Congress returns to Washington today with its plate full of issues but little appetite.
Lawmakers this year will deal with the essential matters of keeping the government running, say congressional leaders and outside observers. But the election year, a short schedule, a still-tight budget, and a presidential scandal will make it hard to enact broad new initiatives, however much one side or the other desires them.
Among the chosen few issues that will see action are a highway-spending bill, reform of the Internal Revenue Service, a small tax cut, and perhaps some additional education spending.
"We need to recognize it is an election year. It will make some of the things we want to do harder," says Senate majority leader Trent Lott. "We need to focus on a few big issues."
Senator Lott's priorities include the highway-spending bill, bogged down in a fight between states over who gets how much money; reform of the 1935 law regulating public utilities to allow more competition in the electricity industry; health-care issues; K-through-12 education; laws to fight crime and drugs; and tax issues, including reform of the Internal Revenue Service and additional tax cuts.
Lott also points to several foreign-affairs issues that Congress will face this year, including expanding NATO; restoring the president's "fast track" trade-negotiating authority; additional funding for the International Monetary Fund; and whether to fund a prolonged stay by US troops in Bosnia.
President Clinton and congressional Democrats have their own list of priorities, of course. The president wants to allow certain 55- to 65-year-olds to join Medicare; provide tax credits for parents who pay for child care; and expand federal aid to rebuild schools. Many Democrats, led by Sen. Edward Kennedy of Massachusetts and House minority whip David Bonior of Michigan, will also push for an increase in the minimum wage. Republicans are likely to counter with a bill to allow workers to get comp time instead of overtime pay.
Also looming before Congress is the sweeping tobacco settlement between cigarette companies and most of the states. Several of its provisions, including advertising restrictions, taxes, and liability immunity, require congressional action. But leaders in both parties doubt Congress and the White House can reach a consensus on the proposal.

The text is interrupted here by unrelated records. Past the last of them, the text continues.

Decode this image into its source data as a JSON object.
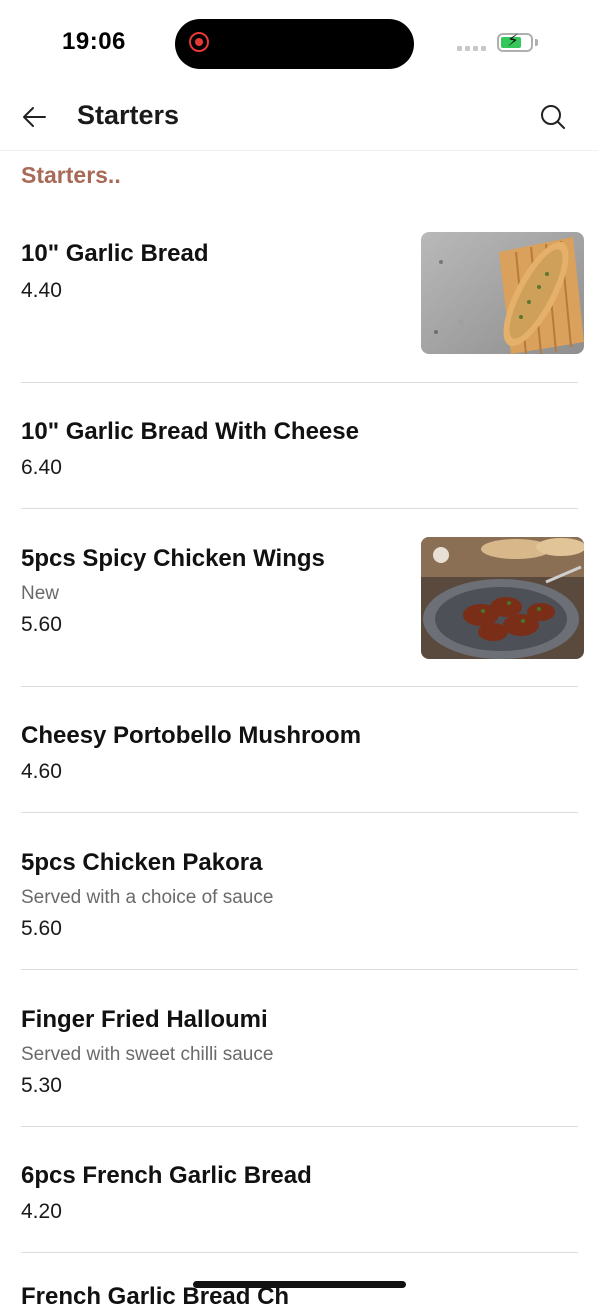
{
  "status_bar": {
    "time": "19:06"
  },
  "header": {
    "title": "Starters",
    "back_icon": "arrow-left-icon",
    "search_icon": "search-icon"
  },
  "section": {
    "title": "Starters.."
  },
  "items": [
    {
      "name": "10\" Garlic Bread",
      "desc": "",
      "price": "4.40",
      "image": "garlic-bread-photo"
    },
    {
      "name": "10\" Garlic Bread With Cheese",
      "desc": "",
      "price": "6.40"
    },
    {
      "name": "5pcs Spicy Chicken Wings",
      "desc": "New",
      "price": "5.60",
      "image": "chicken-wings-photo"
    },
    {
      "name": "Cheesy Portobello Mushroom",
      "desc": "",
      "price": "4.60"
    },
    {
      "name": "5pcs Chicken Pakora",
      "desc": "Served with a choice of sauce",
      "price": "5.60"
    },
    {
      "name": "Finger Fried Halloumi",
      "desc": "Served with sweet chilli sauce",
      "price": "5.30"
    },
    {
      "name": "6pcs French Garlic Bread",
      "desc": "",
      "price": "4.20"
    }
  ],
  "partial_item_name": "French Garlic Bread Ch",
  "colors": {
    "accent": "#a86a57",
    "divider": "#dcdcdc",
    "text": "#111111",
    "muted": "#6a6a6a"
  }
}
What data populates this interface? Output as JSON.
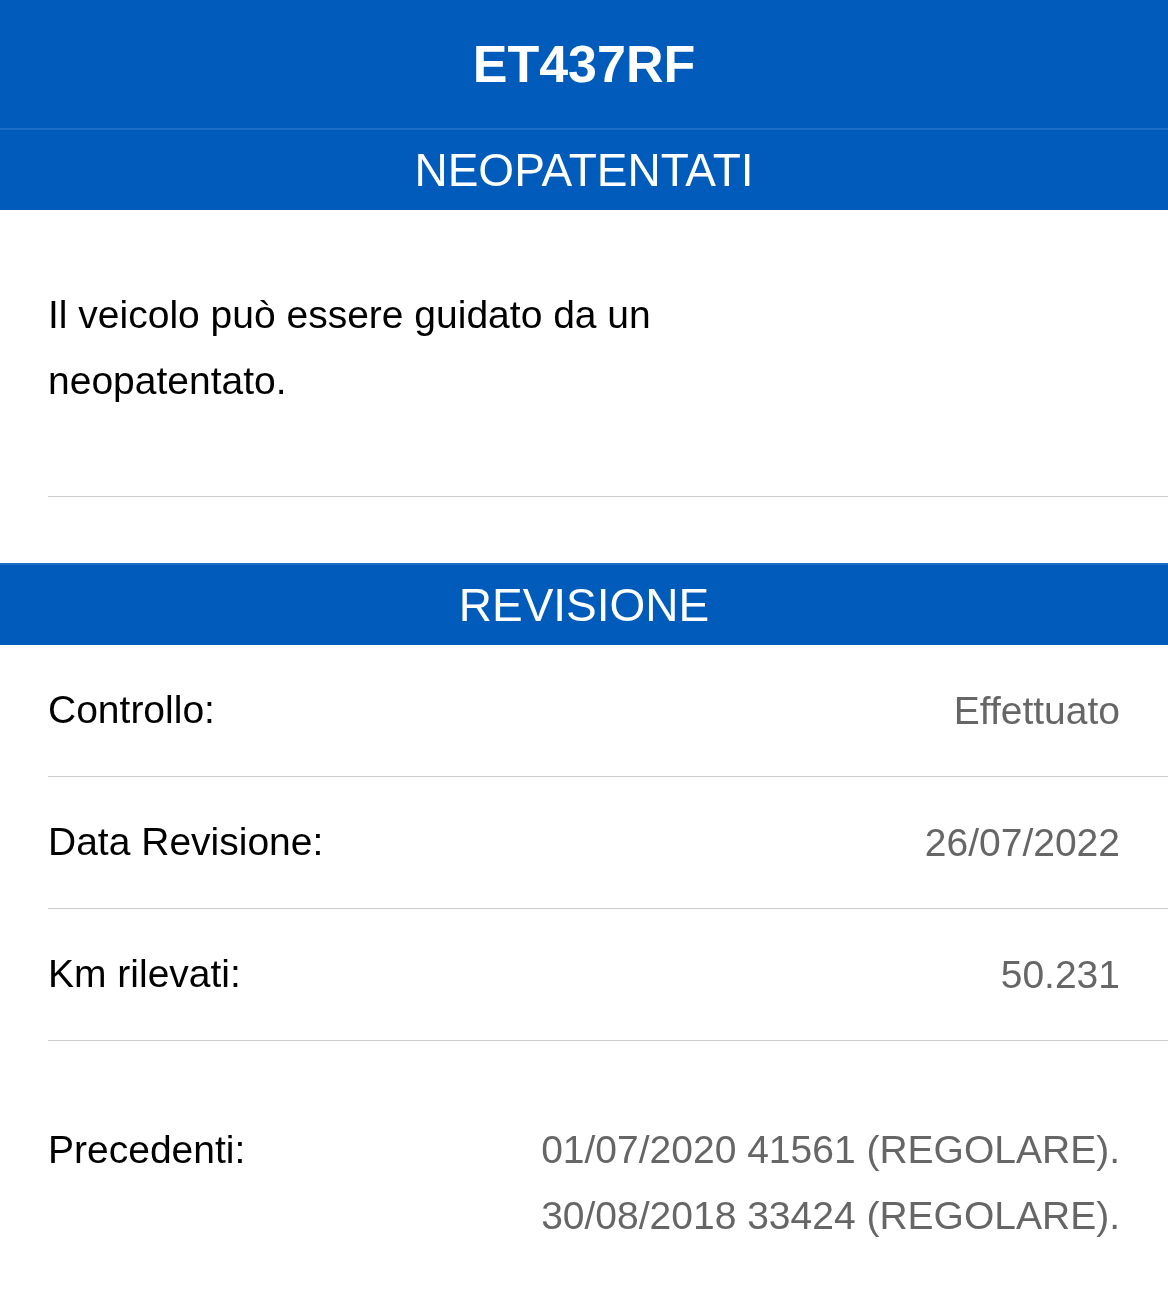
{
  "title": "ET437RF",
  "sections": [
    {
      "heading": "NEOPATENTATI",
      "kind": "text",
      "text": "Il veicolo può essere guidato da un neopatentato."
    },
    {
      "heading": "REVISIONE",
      "kind": "fields",
      "rows": [
        {
          "label": "Controllo:",
          "value_lines": [
            "Effettuato"
          ]
        },
        {
          "label": "Data Revisione:",
          "value_lines": [
            "26/07/2022"
          ]
        },
        {
          "label": "Km rilevati:",
          "value_lines": [
            "50.231"
          ]
        },
        {
          "label": "Precedenti:",
          "value_lines": [
            "01/07/2020 41561 (REGOLARE).",
            "30/08/2018 33424 (REGOLARE)."
          ]
        }
      ]
    }
  ]
}
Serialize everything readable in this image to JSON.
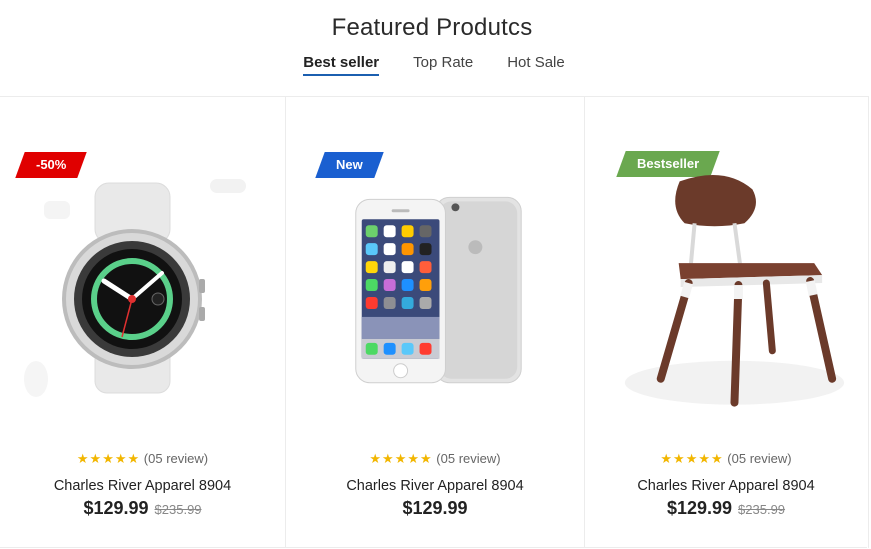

"It's going to be very difficult to get the tobacco deal done," acknowledges Representative Bonior. Lott gives any deal only a 30 percent chance of passage.
A lot of other proposals may meet the same end, as too many issues clamor for too little time. "There are very few legislative days, compared to previous years," notes Stan Collender, a federal-budget expert at Burson-Marsteller. Now that the budget and spending bills are passed, he says, "It's not clear that anybody knows what they want to do or that they can get it together in a very short period of time." Congress has fewer than 100 legislative days between now and Oct. 9, when legislators hope to return home to campaign for reelection.
"I don't see a lot of legislative action likely to occur," says Sarah Binder, a fellow at the Brookings Institution, a centrist think tank in Washington. "Largely, that's shaped by election-year dynamics. There's a large incentive not to take on anything too risky, yet pursue things that you can claim credit for at home.... By and large, I see it as a year of jockeying between Republicans and Democrats."
Still, Lott maintains that Republicans are willing to work with the president. "We're not looking for an opportunity to butt heads."
Ms. Binder predicts the two sides will agree on IRS reform. The president has endorsed a bill that has passed the House and is awaiting Senate action.
Some kind of education legislation also seems likely. The two sides have competing proposals and disagree mightily over whether parents should receive government funds or tax benefits to pay for their children to attend private and religious schools. But Lott says he sees some room for compromise on issues such as charter schools, which both sides support in principle, and education savings accounts that would allow parents to save money each year and use the gains tax-free to pay for K-through-12 education expenses. Democrats emphasize the need for federal aid to school districts to rebuild and repair crumbling school buildings.
Both houses are committed to a vote this spring on campaign-finance reform. But the issue has been stalemated for several years now, and a compromise does not appear in the offing.
Lott also says he wants to spend more time on congressional oversight of federal government agencies. Senate Republicans will soon release a schedule of hearings.
The question of how to save Medicare and Social Security during the next century will also loom large. A bipartisan commission will take up Medicare, but neither party will be eager to press for legislative solutions during an election year unless a broad consensus emerges - which does not now seem likely.
Complicating everything now is the scandal swirling around Mr. Clinton, who is accused of having a sexual relationship with a White House intern, lying about it under oath, and urging her to do so as well. Many worry that a president and staff consumed by the scandal will not have time to focus on governing the country, dealing with Congress, and handling foreign crises.
Lott says the president has shown he could work on other problems while dealing with distractions, and he hopes Clinton can do it again. Meanwhile, "We should go forward with the business of the country."
Top Issues For Congress This Year
* Highway spending
Congress will likely dole out billions for highway and transit improvements, if it can agree which states get how much money.
* IRS reform
A bill would rein in powers of the Internal Revenue Service and make the agency more customer-service oriented.
* Tax cut
Most likely is a reduction in the "marriage penalty," in which people pay more tax because they are married than they would if single.
Parties may reach common ground on support for charter schools and for introducing education savings accounts. Sticking points are public aid for private schooling and money to repair crumbling schools.
* Tobacco deal
There's intense opposition to a $368.5 billion settlement reached by the tobacco firms and the states. Congress probably won't have enough time this session to work out the many complex issues such legislation would entail.
* Campaign-finance reform
The stalemate continues with no break in sight.
* Medicare and Social Security
In an election year, it's just about impossible to get anywhere on the politically volatile issue of reforming these entitlement programs.